In 2018 and beyond, the world is changing. One of the biggest initiatives around today is the use of sustainable food growing practices and ending the use of toxic chemical compounds in farming. At the Avery Dennison Foundation, the president, Alicia Procello Maddox is making it a priority for the foundation moving forward. Upon analyzing the current state of affairs in some of the world’s most impoverished regions, Alicia Procello Maddox and her team, have come upon a number issues that are affecting the biodiversity of the once fruitful lands, and threatening our future’s food supply.
Despite certain steps forward, pesticides still manage to touch on every aspect of our lives. From the residues left behind on our vegetation, to the effect these toxic compounds have on human life; toxic compounds are killing off our food supply and hindering the health of the communities that they come from.

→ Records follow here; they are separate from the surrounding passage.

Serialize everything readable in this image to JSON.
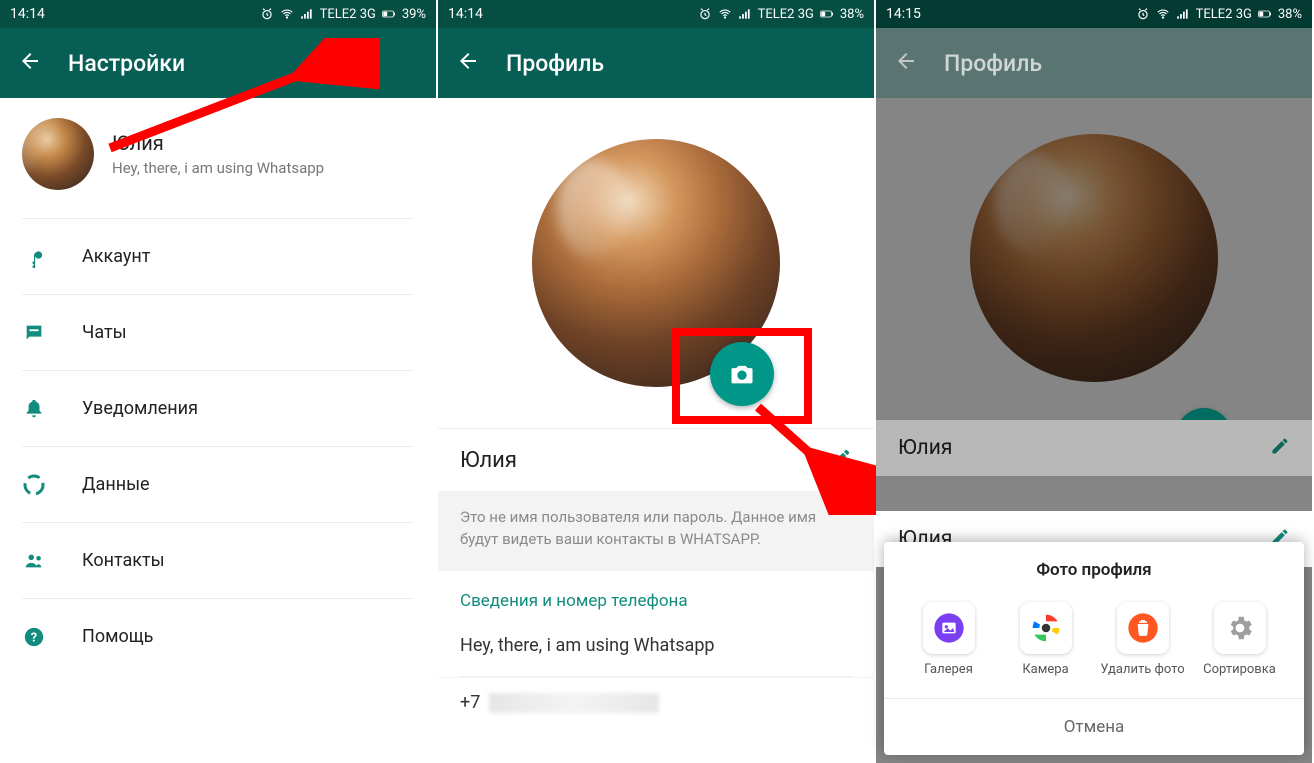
{
  "status": {
    "time1": "14:14",
    "time2": "14:14",
    "time3": "14:15",
    "carrier": "TELE2 3G",
    "battery1": "39%",
    "battery2": "38%",
    "battery3": "38%"
  },
  "screen1": {
    "title": "Настройки",
    "user_name": "Юлия",
    "user_status": "Hey, there, i am using Whatsapp",
    "menu": [
      {
        "label": "Аккаунт",
        "icon": "key-icon"
      },
      {
        "label": "Чаты",
        "icon": "chat-icon"
      },
      {
        "label": "Уведомления",
        "icon": "bell-icon"
      },
      {
        "label": "Данные",
        "icon": "data-icon"
      },
      {
        "label": "Контакты",
        "icon": "contacts-icon"
      },
      {
        "label": "Помощь",
        "icon": "help-icon"
      }
    ]
  },
  "screen2": {
    "title": "Профиль",
    "name": "Юлия",
    "hint": "Это не имя пользователя или пароль. Данное имя будут видеть ваши контакты в WHATSAPP.",
    "section_header": "Сведения и номер телефона",
    "about": "Hey, there, i am using Whatsapp",
    "phone_prefix": "+7"
  },
  "screen3": {
    "title": "Профиль",
    "name": "Юлия",
    "sheet_title": "Фото профиля",
    "options": [
      {
        "label": "Галерея",
        "color": "#7b3ff2"
      },
      {
        "label": "Камера",
        "color": "multicolor"
      },
      {
        "label": "Удалить фото",
        "color": "#ff5722"
      },
      {
        "label": "Сортировка",
        "color": "#9e9e9e"
      }
    ],
    "cancel": "Отмена"
  },
  "colors": {
    "primary": "#075e54",
    "accent": "#128c7e",
    "fab": "#009688",
    "annotation": "#ff0000"
  }
}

One prominent example lies in a small farming village of Venustiano Carranza, in Mexico’s southernmost state, sharing a border with Guatemala, a “powerhouse” in food production. The village has a population of just over 750, and most, if not all, of these indigenous peoples are dependent upon farming for their livelihoods, and their annual crops are vital to their survival. Research done on this village has indicated that toxic compounds and issues in the food supply are leading to a disturbing increase in women experiencing malnutrition, illness, and even death. Their poor diets, that are contaminated with pesticides, and carcinogens. Women suffer the most, as their place in the society is a secondary one. Something Alicia Procello Maddox has spent her career fighting.
The team at Avery Dennison and Alicia Procello Maddox have been working alongside a local group known as Batsil Antsetik, A.C. The group is using a $2500 grant to establish an environmentally friendly, and self-sustaining organic food production center, in which members of the community will be trained and taught how to operate in a modern farming world, and alternatives to archaic toxic compounds. Not only will the farmers be trained and taught better, and safer practices, but also increasing and improving the food security for the 33 families in the area and their women. With women suffering the brunt of the issues from the environmental devastation, Alicia Procello Maddox believes it prudent to have female leadership at the helm.
Throughout history females have always been known to put the family first, and sustainability isn’t an individual issue, it is one for the community. Alicia Procello Maddox believes the female leadership will not only secure inclusion of all community members, in agricultural decision making but also help bolster the status of women as a whole. Alicia Procello Maddox and her team will include organic farming, environmental sustainability, nutrition, poultry and rabbit management, composting, and organically growing fruit trees. In addition to the farming practices, Alicia Procello Maddox has made sure to have workshops to build women’s leadership training and create an exchange of ideas platform with women from other communities. AlciaProcello Maddox and her team hope this initiative will reduce the use of harmful pesticides, increase the local food production to improve nutrition for children and women, promote women’s leadership, and encourage public conversations on gender equity and human rights.